WHAT YOU WILL DO. Which lines of the data hold the word "MAXHUB"? Copy all of them.
Content starts
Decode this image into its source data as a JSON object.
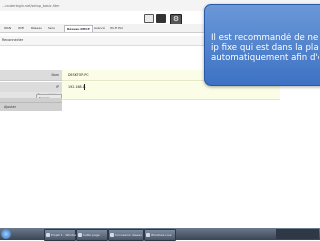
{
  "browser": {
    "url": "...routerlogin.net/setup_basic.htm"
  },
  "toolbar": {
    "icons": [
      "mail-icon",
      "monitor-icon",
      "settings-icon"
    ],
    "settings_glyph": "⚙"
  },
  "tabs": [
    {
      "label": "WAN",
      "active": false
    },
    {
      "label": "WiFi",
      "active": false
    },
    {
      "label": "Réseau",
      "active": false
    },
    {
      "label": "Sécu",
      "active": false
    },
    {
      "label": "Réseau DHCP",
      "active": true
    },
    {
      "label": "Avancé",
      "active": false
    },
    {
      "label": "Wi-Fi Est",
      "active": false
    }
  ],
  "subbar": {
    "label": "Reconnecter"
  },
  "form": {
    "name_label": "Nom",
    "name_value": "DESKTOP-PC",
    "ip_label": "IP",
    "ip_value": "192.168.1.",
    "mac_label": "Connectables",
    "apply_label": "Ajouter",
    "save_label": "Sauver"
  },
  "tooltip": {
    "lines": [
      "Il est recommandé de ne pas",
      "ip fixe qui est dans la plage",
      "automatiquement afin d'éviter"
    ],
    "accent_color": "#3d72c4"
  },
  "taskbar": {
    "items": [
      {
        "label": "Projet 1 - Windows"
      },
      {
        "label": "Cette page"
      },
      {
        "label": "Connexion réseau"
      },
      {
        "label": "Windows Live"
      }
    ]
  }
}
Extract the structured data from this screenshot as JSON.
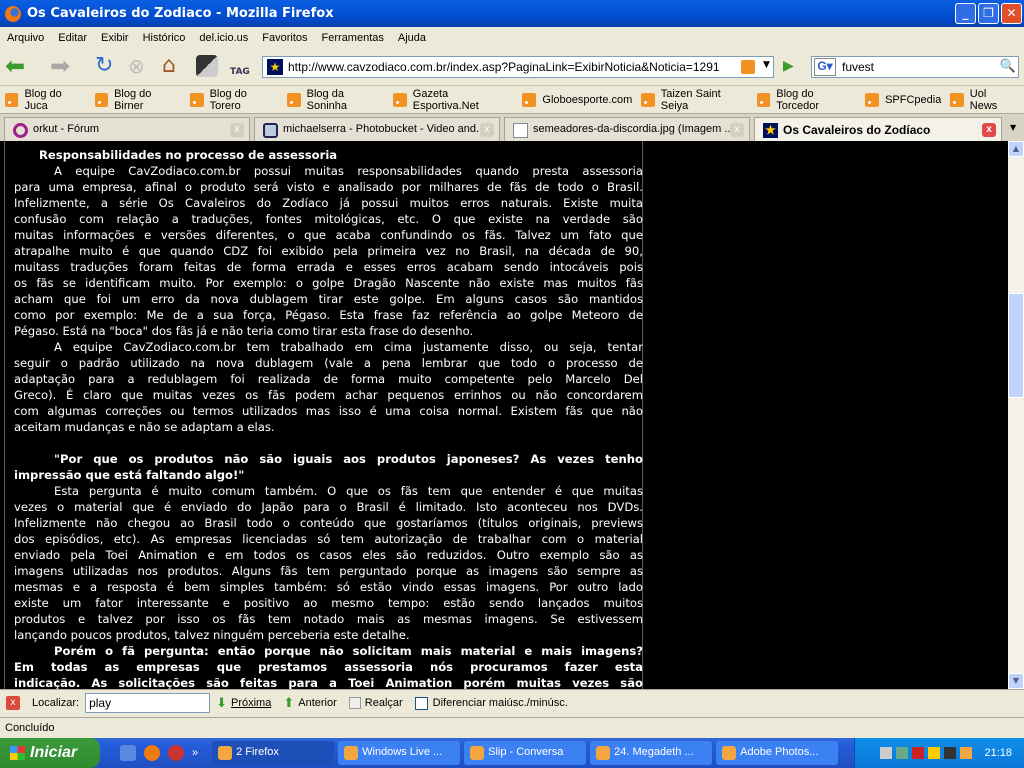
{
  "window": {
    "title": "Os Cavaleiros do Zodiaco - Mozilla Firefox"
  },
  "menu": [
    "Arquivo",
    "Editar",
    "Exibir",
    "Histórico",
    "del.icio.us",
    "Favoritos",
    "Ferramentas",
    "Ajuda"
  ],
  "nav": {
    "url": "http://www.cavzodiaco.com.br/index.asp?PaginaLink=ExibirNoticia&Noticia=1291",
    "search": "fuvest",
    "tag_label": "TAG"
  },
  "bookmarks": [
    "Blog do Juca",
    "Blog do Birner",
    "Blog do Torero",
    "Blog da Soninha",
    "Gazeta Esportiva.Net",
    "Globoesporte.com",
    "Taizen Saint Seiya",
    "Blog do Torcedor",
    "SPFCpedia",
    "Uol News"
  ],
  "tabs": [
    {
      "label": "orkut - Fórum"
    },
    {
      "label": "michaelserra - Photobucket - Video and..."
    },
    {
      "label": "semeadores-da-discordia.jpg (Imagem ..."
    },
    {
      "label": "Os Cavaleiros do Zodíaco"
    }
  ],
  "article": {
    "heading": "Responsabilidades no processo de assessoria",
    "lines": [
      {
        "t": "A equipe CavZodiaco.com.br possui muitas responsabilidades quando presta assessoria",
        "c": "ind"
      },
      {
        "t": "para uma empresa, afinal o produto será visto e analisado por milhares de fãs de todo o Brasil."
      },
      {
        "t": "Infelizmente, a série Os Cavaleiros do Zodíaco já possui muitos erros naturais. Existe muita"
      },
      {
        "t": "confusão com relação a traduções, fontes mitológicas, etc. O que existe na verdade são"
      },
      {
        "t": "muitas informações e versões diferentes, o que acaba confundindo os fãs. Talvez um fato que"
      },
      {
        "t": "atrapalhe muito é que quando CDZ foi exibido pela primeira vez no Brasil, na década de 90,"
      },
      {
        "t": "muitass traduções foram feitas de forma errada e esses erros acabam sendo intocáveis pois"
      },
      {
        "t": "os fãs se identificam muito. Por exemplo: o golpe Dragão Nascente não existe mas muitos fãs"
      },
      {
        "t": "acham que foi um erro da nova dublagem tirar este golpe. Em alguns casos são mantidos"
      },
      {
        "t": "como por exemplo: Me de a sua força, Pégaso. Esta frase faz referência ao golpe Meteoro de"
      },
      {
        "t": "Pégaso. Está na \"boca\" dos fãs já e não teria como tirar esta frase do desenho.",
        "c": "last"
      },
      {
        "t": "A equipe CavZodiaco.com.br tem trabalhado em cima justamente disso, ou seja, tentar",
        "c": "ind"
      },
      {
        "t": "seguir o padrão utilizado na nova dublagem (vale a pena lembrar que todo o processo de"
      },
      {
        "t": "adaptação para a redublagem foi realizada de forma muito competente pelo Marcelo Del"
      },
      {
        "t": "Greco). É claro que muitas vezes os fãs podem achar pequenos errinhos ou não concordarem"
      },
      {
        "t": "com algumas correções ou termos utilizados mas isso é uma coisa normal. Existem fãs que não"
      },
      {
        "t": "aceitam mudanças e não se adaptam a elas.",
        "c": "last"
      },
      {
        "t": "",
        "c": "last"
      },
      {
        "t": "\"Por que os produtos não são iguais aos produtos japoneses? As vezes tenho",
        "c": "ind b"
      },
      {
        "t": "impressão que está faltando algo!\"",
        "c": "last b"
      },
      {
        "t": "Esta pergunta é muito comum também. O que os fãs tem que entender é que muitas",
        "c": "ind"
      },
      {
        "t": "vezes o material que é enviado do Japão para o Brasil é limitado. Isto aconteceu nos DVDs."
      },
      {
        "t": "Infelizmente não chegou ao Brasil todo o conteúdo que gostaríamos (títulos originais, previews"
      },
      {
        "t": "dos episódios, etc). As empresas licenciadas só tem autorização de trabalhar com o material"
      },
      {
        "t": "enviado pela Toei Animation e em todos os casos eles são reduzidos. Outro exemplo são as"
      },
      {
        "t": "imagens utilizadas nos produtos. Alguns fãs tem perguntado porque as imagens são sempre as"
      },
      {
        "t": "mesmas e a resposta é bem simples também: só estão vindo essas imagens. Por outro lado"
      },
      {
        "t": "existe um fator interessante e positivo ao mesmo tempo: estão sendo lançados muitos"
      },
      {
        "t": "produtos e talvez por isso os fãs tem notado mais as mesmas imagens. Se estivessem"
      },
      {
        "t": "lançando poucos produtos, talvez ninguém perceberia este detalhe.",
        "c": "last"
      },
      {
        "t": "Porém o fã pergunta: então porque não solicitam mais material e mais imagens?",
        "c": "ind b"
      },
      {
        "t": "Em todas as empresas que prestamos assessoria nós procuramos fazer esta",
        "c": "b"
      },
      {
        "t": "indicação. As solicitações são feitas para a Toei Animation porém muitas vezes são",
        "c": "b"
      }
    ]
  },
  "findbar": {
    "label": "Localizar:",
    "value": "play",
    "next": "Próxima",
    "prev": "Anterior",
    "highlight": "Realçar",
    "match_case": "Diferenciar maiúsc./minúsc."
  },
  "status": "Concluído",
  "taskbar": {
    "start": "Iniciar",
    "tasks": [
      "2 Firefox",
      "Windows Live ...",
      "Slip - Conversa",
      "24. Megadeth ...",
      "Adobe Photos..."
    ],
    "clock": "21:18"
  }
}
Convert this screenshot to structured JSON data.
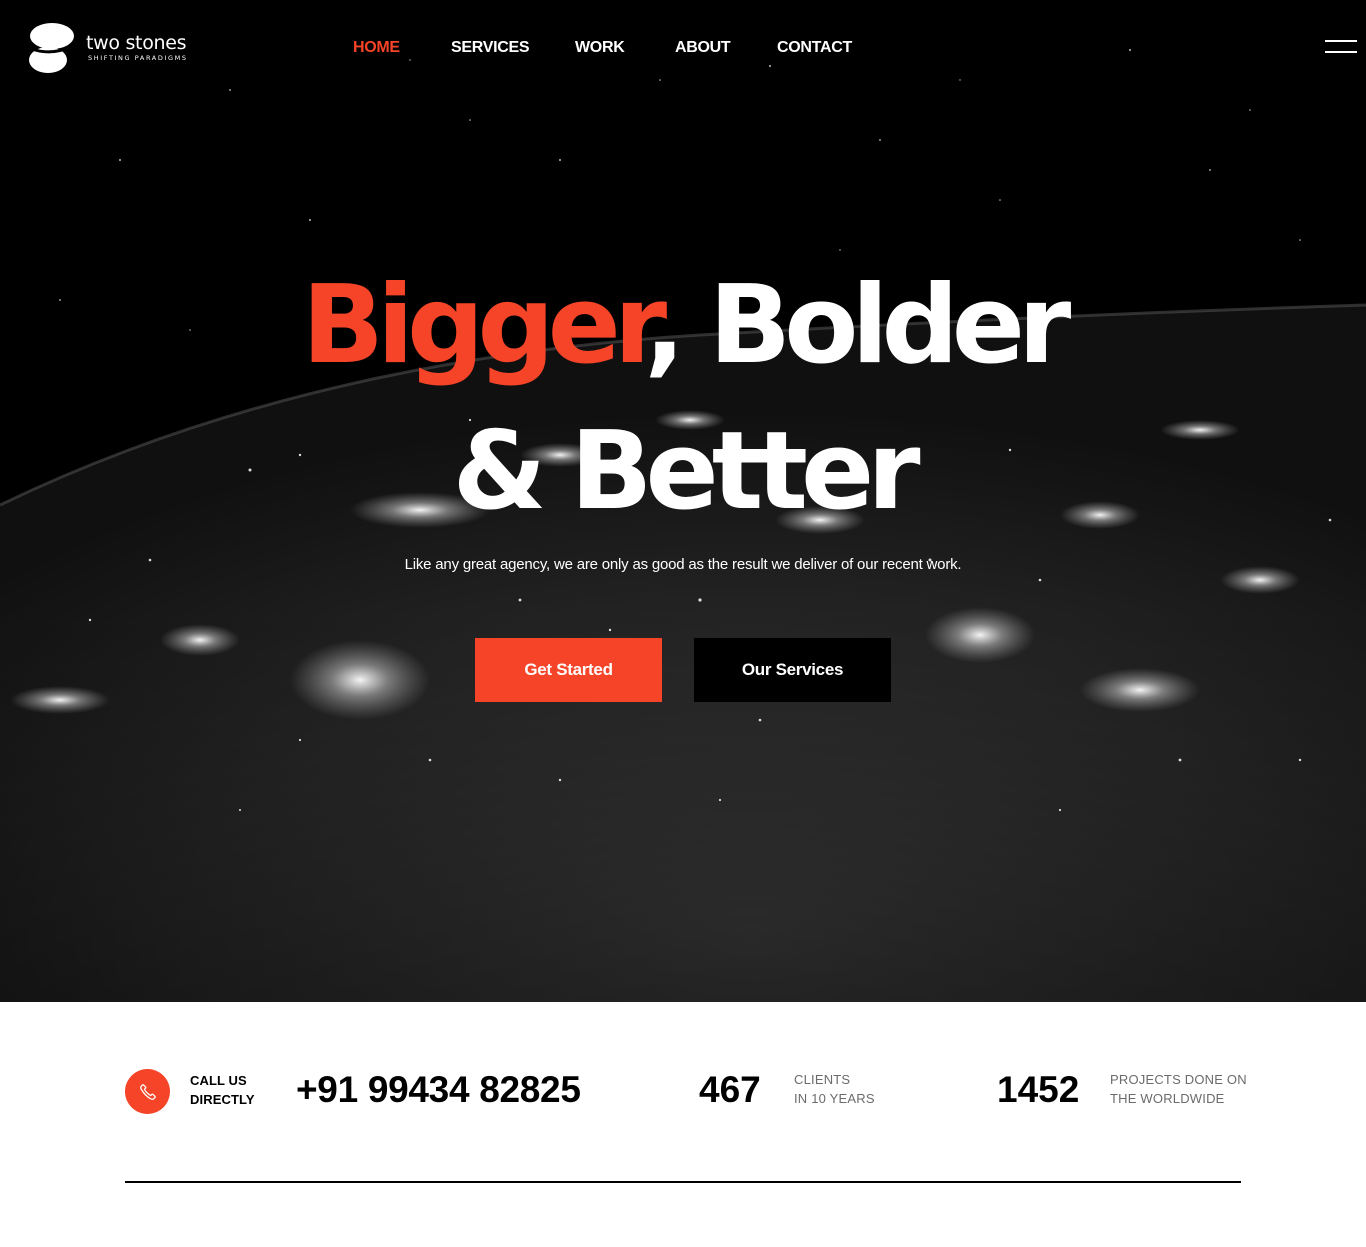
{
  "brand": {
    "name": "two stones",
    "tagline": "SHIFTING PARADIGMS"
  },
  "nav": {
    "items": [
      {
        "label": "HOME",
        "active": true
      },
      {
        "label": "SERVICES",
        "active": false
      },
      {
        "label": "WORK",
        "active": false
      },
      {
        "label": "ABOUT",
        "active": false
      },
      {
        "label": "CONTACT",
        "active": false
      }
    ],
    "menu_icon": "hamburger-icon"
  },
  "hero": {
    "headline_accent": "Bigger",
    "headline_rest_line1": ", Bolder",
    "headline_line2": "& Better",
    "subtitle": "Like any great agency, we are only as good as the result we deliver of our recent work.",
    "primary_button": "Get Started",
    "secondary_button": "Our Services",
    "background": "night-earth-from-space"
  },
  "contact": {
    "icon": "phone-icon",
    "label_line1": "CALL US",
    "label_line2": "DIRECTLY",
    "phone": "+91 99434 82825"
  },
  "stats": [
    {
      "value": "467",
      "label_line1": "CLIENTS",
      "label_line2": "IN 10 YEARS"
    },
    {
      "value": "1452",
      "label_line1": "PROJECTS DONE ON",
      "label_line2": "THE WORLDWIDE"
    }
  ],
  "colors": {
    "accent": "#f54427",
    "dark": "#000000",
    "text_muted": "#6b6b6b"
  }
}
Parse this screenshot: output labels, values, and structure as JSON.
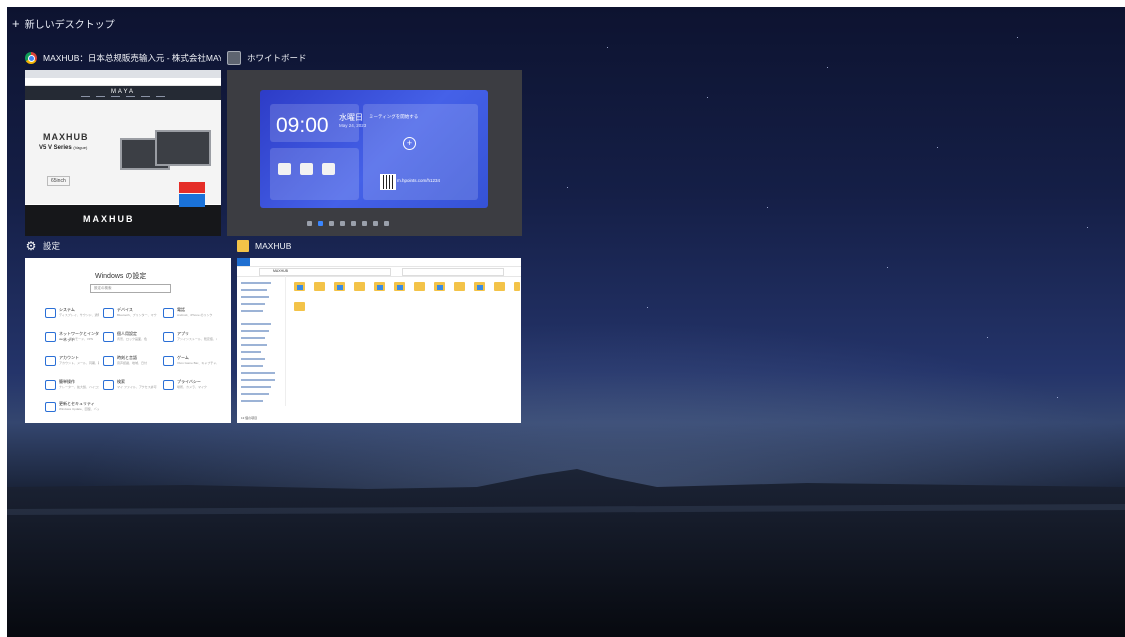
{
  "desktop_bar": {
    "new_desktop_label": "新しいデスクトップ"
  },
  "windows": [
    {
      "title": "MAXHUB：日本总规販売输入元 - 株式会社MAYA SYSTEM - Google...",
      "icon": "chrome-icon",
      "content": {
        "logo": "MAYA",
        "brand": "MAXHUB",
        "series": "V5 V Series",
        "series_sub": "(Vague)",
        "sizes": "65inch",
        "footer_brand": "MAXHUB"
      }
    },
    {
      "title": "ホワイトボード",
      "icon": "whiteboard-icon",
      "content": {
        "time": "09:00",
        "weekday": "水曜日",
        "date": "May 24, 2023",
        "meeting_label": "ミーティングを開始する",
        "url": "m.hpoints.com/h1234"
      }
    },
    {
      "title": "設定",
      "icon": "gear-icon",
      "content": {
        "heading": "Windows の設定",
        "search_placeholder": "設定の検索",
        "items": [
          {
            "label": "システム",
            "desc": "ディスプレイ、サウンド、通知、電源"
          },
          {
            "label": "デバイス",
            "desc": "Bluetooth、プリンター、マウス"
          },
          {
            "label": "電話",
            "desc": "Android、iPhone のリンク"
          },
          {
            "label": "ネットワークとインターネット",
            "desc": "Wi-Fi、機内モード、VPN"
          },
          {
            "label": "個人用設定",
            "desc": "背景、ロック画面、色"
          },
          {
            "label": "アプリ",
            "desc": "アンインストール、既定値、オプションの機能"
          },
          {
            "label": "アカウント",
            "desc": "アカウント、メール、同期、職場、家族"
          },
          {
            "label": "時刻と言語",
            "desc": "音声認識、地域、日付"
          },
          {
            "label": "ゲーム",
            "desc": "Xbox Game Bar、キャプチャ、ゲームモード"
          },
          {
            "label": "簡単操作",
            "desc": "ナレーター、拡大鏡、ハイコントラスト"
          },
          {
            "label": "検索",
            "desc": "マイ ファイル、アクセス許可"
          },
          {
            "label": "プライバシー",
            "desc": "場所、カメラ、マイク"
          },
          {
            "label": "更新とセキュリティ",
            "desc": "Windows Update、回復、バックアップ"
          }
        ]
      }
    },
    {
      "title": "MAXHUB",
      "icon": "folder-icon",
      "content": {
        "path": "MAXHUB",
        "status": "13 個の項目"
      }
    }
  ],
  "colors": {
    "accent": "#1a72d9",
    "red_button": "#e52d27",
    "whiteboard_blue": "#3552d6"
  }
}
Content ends
TASK RESPONSE.
      "title": "MAXHUB：日本总规販売输入元 - 株式会社MAYA SYSTEM - Google...",
        "brand": "MAXHUB",
        "footer_brand": "MAXHUB"
      "title": "MAXHUB",
        "path": "MAXHUB",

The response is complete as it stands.